━━━ Data supplied
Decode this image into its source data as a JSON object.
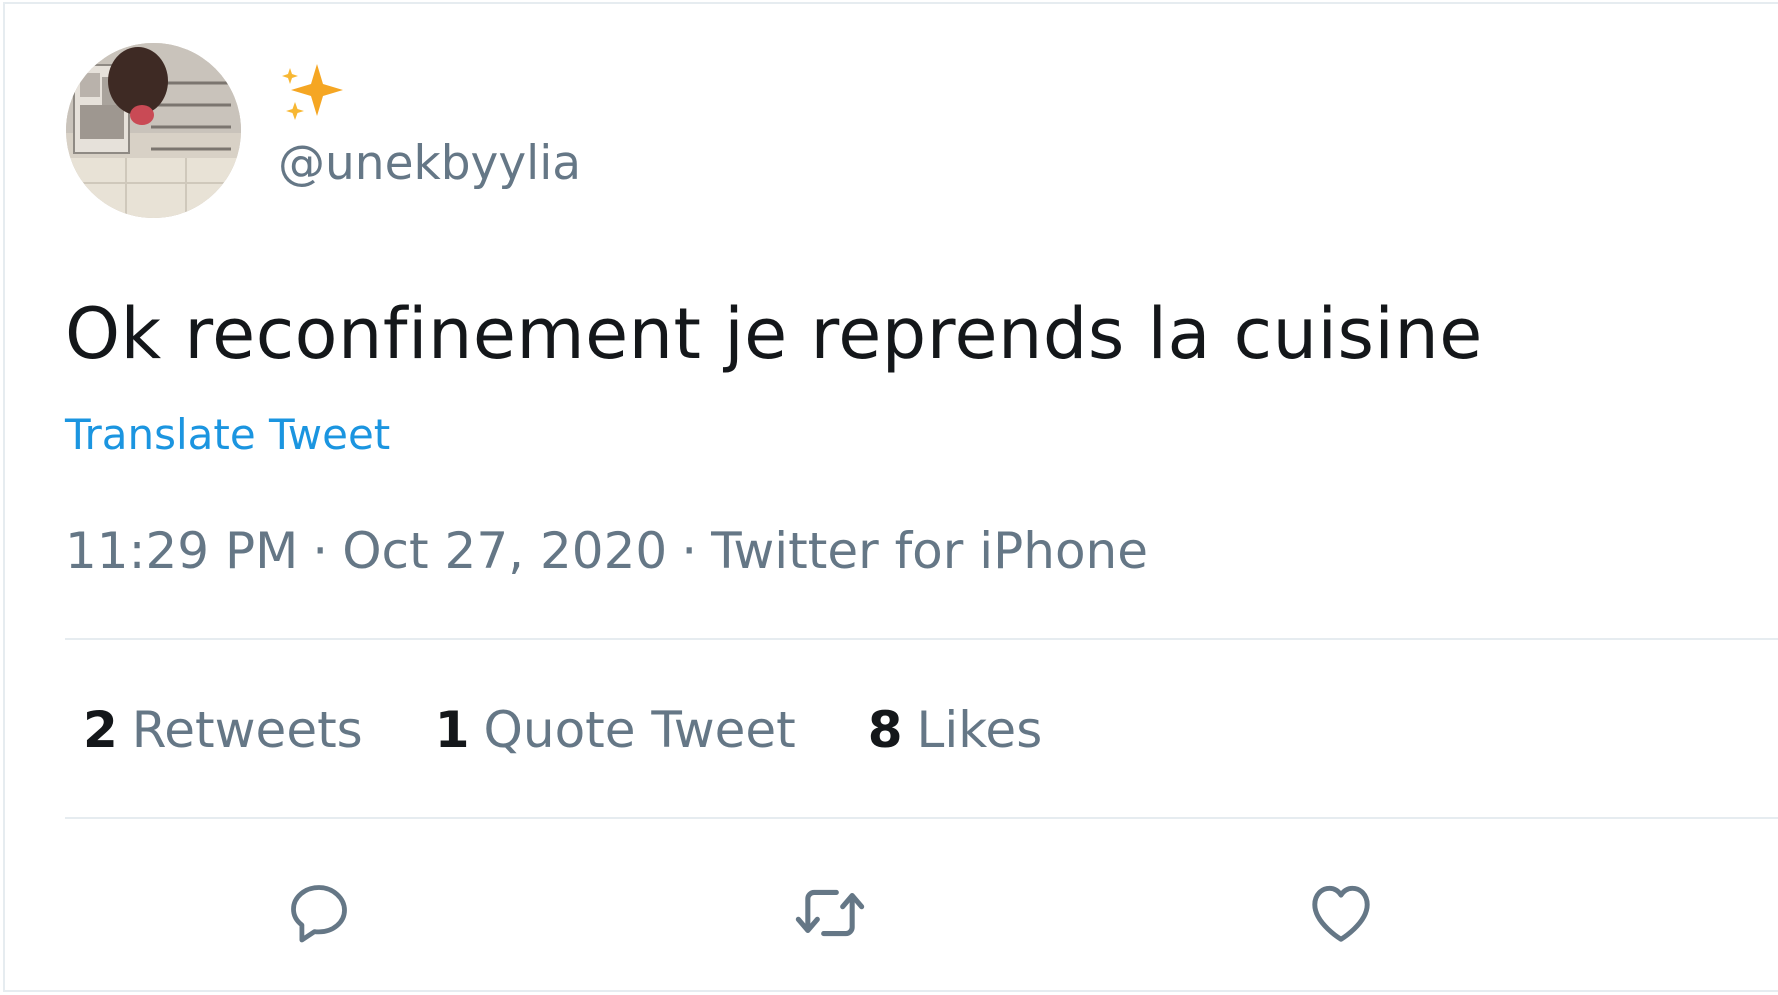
{
  "author": {
    "display_name": "✨",
    "handle": "@unekbyylia"
  },
  "tweet": {
    "text": "Ok reconfinement je reprends la cuisine",
    "translate_label": "Translate Tweet",
    "time": "11:29 PM",
    "date": "Oct 27, 2020",
    "source": "Twitter for iPhone",
    "separator": "·"
  },
  "stats": {
    "retweets": {
      "count": "2",
      "label": "Retweets"
    },
    "quote_tweets": {
      "count": "1",
      "label": "Quote Tweet"
    },
    "likes": {
      "count": "8",
      "label": "Likes"
    }
  },
  "actions": {
    "reply_icon": "reply-icon",
    "retweet_icon": "retweet-icon",
    "like_icon": "heart-icon"
  },
  "colors": {
    "text_primary": "#14171a",
    "text_secondary": "#657786",
    "link": "#1b95e0",
    "divider": "#e6ecf0",
    "sparkle": "#f5a623"
  }
}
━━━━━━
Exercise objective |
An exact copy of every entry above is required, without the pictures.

Answer section |
Decode this image into its source data as a JSON object.
{
  "author": {
    "display_name": "✨",
    "handle": "@unekbyylia"
  },
  "tweet": {
    "text": "Ok reconfinement je reprends la cuisine",
    "translate_label": "Translate Tweet",
    "time": "11:29 PM",
    "date": "Oct 27, 2020",
    "source": "Twitter for iPhone",
    "separator": "·"
  },
  "stats": {
    "retweets": {
      "count": "2",
      "label": "Retweets"
    },
    "quote_tweets": {
      "count": "1",
      "label": "Quote Tweet"
    },
    "likes": {
      "count": "8",
      "label": "Likes"
    }
  },
  "actions": {
    "reply_icon": "reply-icon",
    "retweet_icon": "retweet-icon",
    "like_icon": "heart-icon"
  },
  "colors": {
    "text_primary": "#14171a",
    "text_secondary": "#657786",
    "link": "#1b95e0",
    "divider": "#e6ecf0",
    "sparkle": "#f5a623"
  }
}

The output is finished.